Work request →
Each line of the data below either holds "text" or does not. Report how many do, and only that.

Entries from a dataset of interfaces
----------------------------------------
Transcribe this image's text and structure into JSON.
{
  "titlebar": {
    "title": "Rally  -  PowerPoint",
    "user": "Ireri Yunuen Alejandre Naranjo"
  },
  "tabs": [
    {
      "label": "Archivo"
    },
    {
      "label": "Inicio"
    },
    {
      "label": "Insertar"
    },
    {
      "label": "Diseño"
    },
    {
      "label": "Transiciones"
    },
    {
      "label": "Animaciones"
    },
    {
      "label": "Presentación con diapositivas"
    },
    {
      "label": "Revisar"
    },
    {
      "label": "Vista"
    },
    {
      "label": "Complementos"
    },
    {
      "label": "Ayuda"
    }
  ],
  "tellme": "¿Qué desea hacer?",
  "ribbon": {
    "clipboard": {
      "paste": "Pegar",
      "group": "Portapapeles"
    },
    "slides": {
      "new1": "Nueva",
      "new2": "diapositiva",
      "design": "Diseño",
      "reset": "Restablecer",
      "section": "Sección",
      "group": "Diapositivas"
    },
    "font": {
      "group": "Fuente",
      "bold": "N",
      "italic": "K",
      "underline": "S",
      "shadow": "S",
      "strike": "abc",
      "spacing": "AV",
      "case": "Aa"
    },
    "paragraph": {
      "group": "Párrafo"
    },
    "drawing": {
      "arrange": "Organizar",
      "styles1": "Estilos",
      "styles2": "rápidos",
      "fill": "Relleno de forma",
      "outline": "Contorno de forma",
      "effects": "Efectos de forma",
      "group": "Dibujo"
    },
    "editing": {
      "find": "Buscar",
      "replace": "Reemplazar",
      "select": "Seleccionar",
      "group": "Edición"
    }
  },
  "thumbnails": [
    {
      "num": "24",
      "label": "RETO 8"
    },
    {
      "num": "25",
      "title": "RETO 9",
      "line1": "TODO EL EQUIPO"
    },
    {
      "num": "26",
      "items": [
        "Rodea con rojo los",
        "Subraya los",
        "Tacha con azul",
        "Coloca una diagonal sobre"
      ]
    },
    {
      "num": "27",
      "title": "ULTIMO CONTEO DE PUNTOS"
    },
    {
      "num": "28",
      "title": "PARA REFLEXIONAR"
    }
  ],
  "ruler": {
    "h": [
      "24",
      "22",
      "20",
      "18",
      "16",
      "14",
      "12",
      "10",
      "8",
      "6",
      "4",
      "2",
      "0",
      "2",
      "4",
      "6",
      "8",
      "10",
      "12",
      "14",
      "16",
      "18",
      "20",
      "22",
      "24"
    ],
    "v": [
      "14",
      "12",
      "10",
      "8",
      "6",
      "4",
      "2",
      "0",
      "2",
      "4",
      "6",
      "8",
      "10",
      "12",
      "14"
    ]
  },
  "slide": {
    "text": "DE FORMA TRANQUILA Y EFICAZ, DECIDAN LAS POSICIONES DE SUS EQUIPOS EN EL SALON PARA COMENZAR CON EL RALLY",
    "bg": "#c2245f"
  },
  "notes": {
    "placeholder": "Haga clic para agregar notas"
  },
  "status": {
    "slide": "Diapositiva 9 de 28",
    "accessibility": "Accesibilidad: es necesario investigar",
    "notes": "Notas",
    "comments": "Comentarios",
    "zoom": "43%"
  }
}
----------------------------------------
The completed task →
2